RECORDS =
=== Begin Enclosure ===
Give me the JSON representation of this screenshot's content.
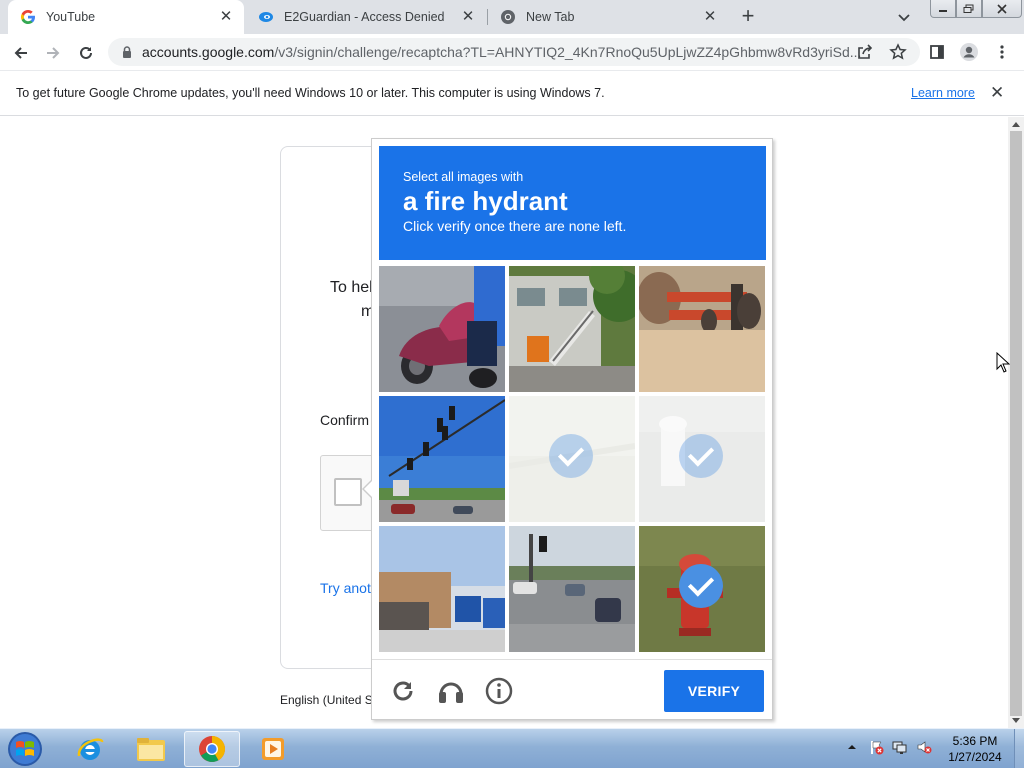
{
  "browser": {
    "tabs": [
      {
        "title": "YouTube",
        "icon": "google-g-icon",
        "active": true
      },
      {
        "title": "E2Guardian - Access Denied",
        "icon": "e2guardian-icon",
        "active": false
      },
      {
        "title": "New Tab",
        "icon": "chrome-icon",
        "active": false
      }
    ],
    "new_tab_symbol": "+",
    "tab_close_symbol": "✕",
    "url_host": "accounts.google.com",
    "url_path": "/v3/signin/challenge/recaptcha?TL=AHNYTIQ2_4Kn7RnoQu5UpLjwZZ4pGhbmw8vRd3yriSd...",
    "window_buttons": [
      "minimize",
      "restore",
      "close"
    ]
  },
  "infobar": {
    "message": "To get future Google Chrome updates, you'll need Windows 10 or later. This computer is using Windows 7.",
    "link": "Learn more",
    "close_symbol": "✕"
  },
  "page": {
    "help_line1": "To hel",
    "help_line2": "m",
    "confirm_label": "Confirm",
    "try_another": "Try anot",
    "language": "English (United S"
  },
  "recaptcha": {
    "instruction_line1": "Select all images with",
    "object": "a fire hydrant",
    "instruction_line3": "Click verify once there are none left.",
    "verify_label": "VERIFY",
    "accent_color": "#1a73e8",
    "check_color": "#4a90e2",
    "tiles": [
      {
        "subject": "motorcycle",
        "selected": false
      },
      {
        "subject": "building-stairs",
        "selected": false
      },
      {
        "subject": "machinery",
        "selected": false
      },
      {
        "subject": "traffic-lights",
        "selected": false
      },
      {
        "subject": "faded-pavement",
        "selected": true
      },
      {
        "subject": "faded-hydrant",
        "selected": true
      },
      {
        "subject": "street-bus",
        "selected": false
      },
      {
        "subject": "road-traffic",
        "selected": false
      },
      {
        "subject": "fire-hydrant",
        "selected": true
      }
    ],
    "footer_icons": [
      "reload-icon",
      "audio-icon",
      "info-icon"
    ]
  },
  "taskbar": {
    "pinned": [
      "internet-explorer-icon",
      "file-explorer-icon",
      "chrome-icon",
      "media-player-icon"
    ],
    "active": "chrome-icon",
    "tray_icons": [
      "show-hidden-icon",
      "action-center-icon",
      "network-icon",
      "volume-muted-icon"
    ],
    "time": "5:36 PM",
    "date": "1/27/2024"
  }
}
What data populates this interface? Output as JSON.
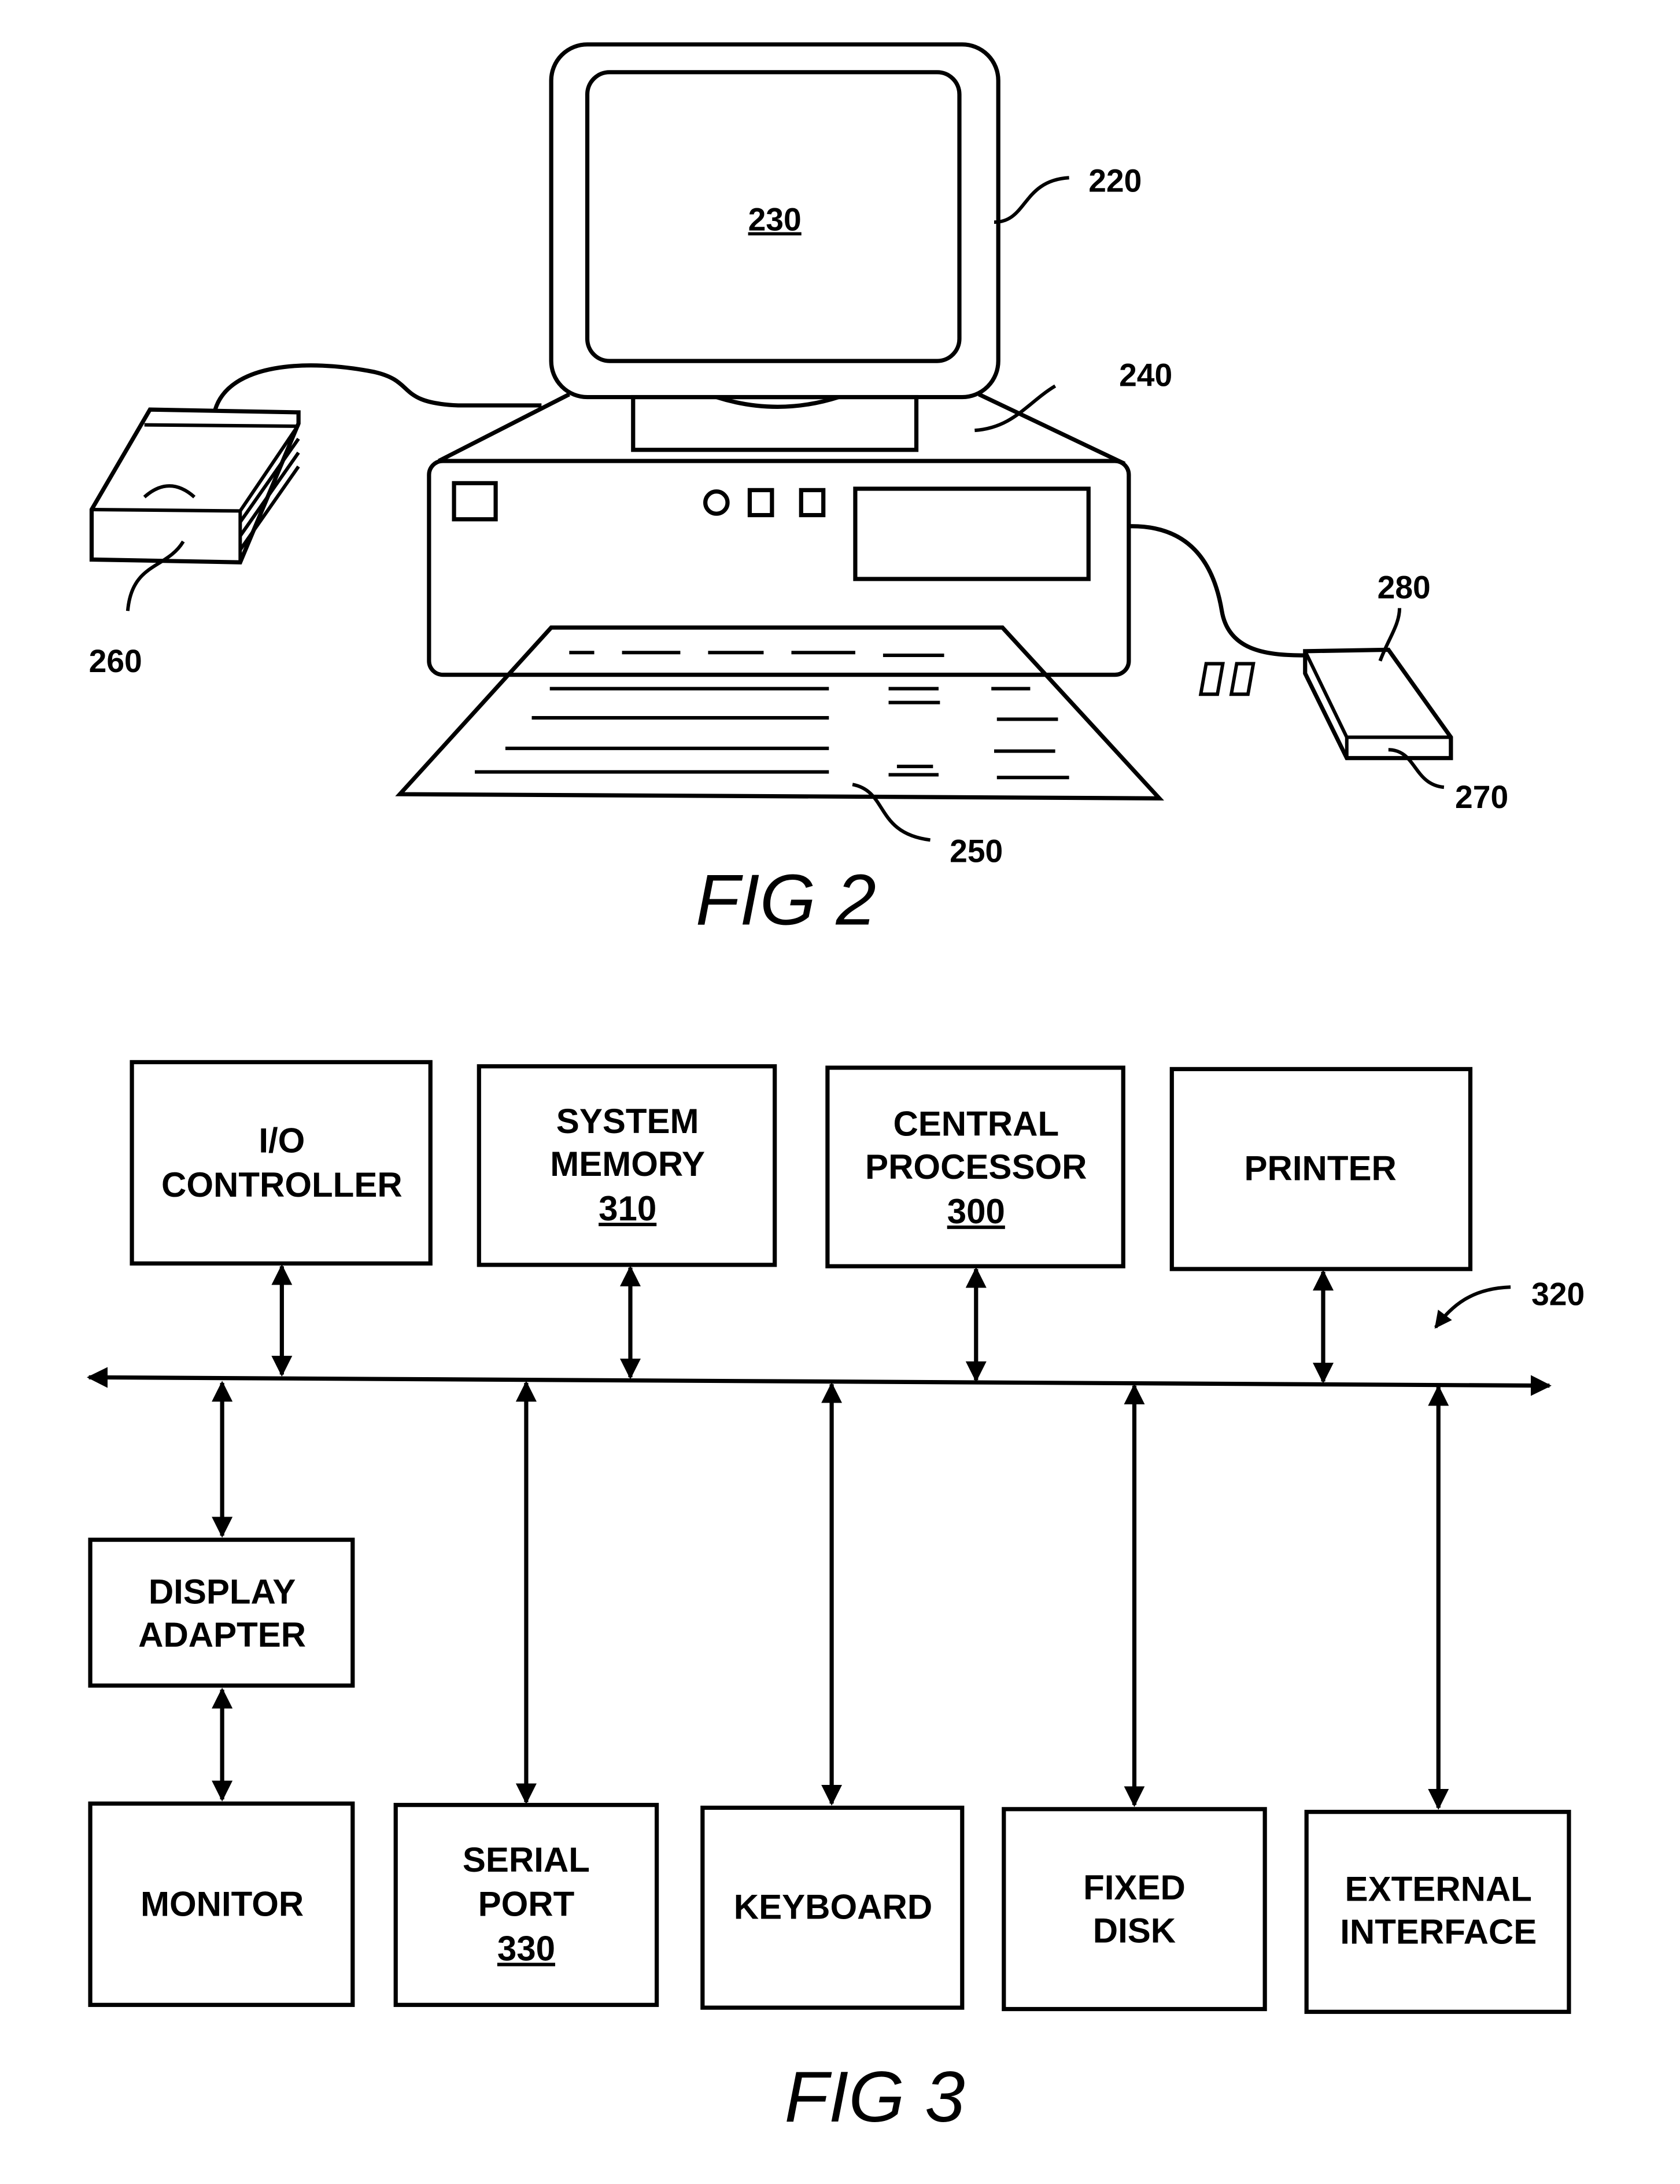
{
  "fig2": {
    "caption": "FIG 2",
    "refs": {
      "monitor": "220",
      "screen": "230",
      "computer_unit": "240",
      "keyboard": "250",
      "disk_drive": "260",
      "mouse": "270",
      "mouse_button": "280"
    }
  },
  "fig3": {
    "caption": "FIG 3",
    "bus_ref": "320",
    "top_row": [
      {
        "lines": [
          "I/O",
          "CONTROLLER"
        ],
        "ref": ""
      },
      {
        "lines": [
          "SYSTEM",
          "MEMORY"
        ],
        "ref": "310"
      },
      {
        "lines": [
          "CENTRAL",
          "PROCESSOR"
        ],
        "ref": "300"
      },
      {
        "lines": [
          "PRINTER"
        ],
        "ref": ""
      }
    ],
    "middle": {
      "lines": [
        "DISPLAY",
        "ADAPTER"
      ],
      "ref": ""
    },
    "bottom_row": [
      {
        "lines": [
          "MONITOR"
        ],
        "ref": ""
      },
      {
        "lines": [
          "SERIAL",
          "PORT"
        ],
        "ref": "330"
      },
      {
        "lines": [
          "KEYBOARD"
        ],
        "ref": ""
      },
      {
        "lines": [
          "FIXED",
          "DISK"
        ],
        "ref": ""
      },
      {
        "lines": [
          "EXTERNAL",
          "INTERFACE"
        ],
        "ref": ""
      }
    ]
  }
}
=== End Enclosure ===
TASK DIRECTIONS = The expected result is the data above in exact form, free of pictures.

WRITTEN RESPONSE =
Give me the JSON representation of this screenshot's content.
{
  "browser": {
    "tabs": [
      {
        "title": "YouTube",
        "icon": "google-g-icon",
        "active": true
      },
      {
        "title": "E2Guardian - Access Denied",
        "icon": "e2guardian-icon",
        "active": false
      },
      {
        "title": "New Tab",
        "icon": "chrome-icon",
        "active": false
      }
    ],
    "new_tab_symbol": "+",
    "tab_close_symbol": "✕",
    "url_host": "accounts.google.com",
    "url_path": "/v3/signin/challenge/recaptcha?TL=AHNYTIQ2_4Kn7RnoQu5UpLjwZZ4pGhbmw8vRd3yriSd...",
    "window_buttons": [
      "minimize",
      "restore",
      "close"
    ]
  },
  "infobar": {
    "message": "To get future Google Chrome updates, you'll need Windows 10 or later. This computer is using Windows 7.",
    "link": "Learn more",
    "close_symbol": "✕"
  },
  "page": {
    "help_line1": "To hel",
    "help_line2": "m",
    "confirm_label": "Confirm",
    "try_another": "Try anot",
    "language": "English (United S"
  },
  "recaptcha": {
    "instruction_line1": "Select all images with",
    "object": "a fire hydrant",
    "instruction_line3": "Click verify once there are none left.",
    "verify_label": "VERIFY",
    "accent_color": "#1a73e8",
    "check_color": "#4a90e2",
    "tiles": [
      {
        "subject": "motorcycle",
        "selected": false
      },
      {
        "subject": "building-stairs",
        "selected": false
      },
      {
        "subject": "machinery",
        "selected": false
      },
      {
        "subject": "traffic-lights",
        "selected": false
      },
      {
        "subject": "faded-pavement",
        "selected": true
      },
      {
        "subject": "faded-hydrant",
        "selected": true
      },
      {
        "subject": "street-bus",
        "selected": false
      },
      {
        "subject": "road-traffic",
        "selected": false
      },
      {
        "subject": "fire-hydrant",
        "selected": true
      }
    ],
    "footer_icons": [
      "reload-icon",
      "audio-icon",
      "info-icon"
    ]
  },
  "taskbar": {
    "pinned": [
      "internet-explorer-icon",
      "file-explorer-icon",
      "chrome-icon",
      "media-player-icon"
    ],
    "active": "chrome-icon",
    "tray_icons": [
      "show-hidden-icon",
      "action-center-icon",
      "network-icon",
      "volume-muted-icon"
    ],
    "time": "5:36 PM",
    "date": "1/27/2024"
  }
}
What data populates this interface? Output as JSON.
{
  "fig2": {
    "caption": "FIG 2",
    "refs": {
      "monitor": "220",
      "screen": "230",
      "computer_unit": "240",
      "keyboard": "250",
      "disk_drive": "260",
      "mouse": "270",
      "mouse_button": "280"
    }
  },
  "fig3": {
    "caption": "FIG 3",
    "bus_ref": "320",
    "top_row": [
      {
        "lines": [
          "I/O",
          "CONTROLLER"
        ],
        "ref": ""
      },
      {
        "lines": [
          "SYSTEM",
          "MEMORY"
        ],
        "ref": "310"
      },
      {
        "lines": [
          "CENTRAL",
          "PROCESSOR"
        ],
        "ref": "300"
      },
      {
        "lines": [
          "PRINTER"
        ],
        "ref": ""
      }
    ],
    "middle": {
      "lines": [
        "DISPLAY",
        "ADAPTER"
      ],
      "ref": ""
    },
    "bottom_row": [
      {
        "lines": [
          "MONITOR"
        ],
        "ref": ""
      },
      {
        "lines": [
          "SERIAL",
          "PORT"
        ],
        "ref": "330"
      },
      {
        "lines": [
          "KEYBOARD"
        ],
        "ref": ""
      },
      {
        "lines": [
          "FIXED",
          "DISK"
        ],
        "ref": ""
      },
      {
        "lines": [
          "EXTERNAL",
          "INTERFACE"
        ],
        "ref": ""
      }
    ]
  }
}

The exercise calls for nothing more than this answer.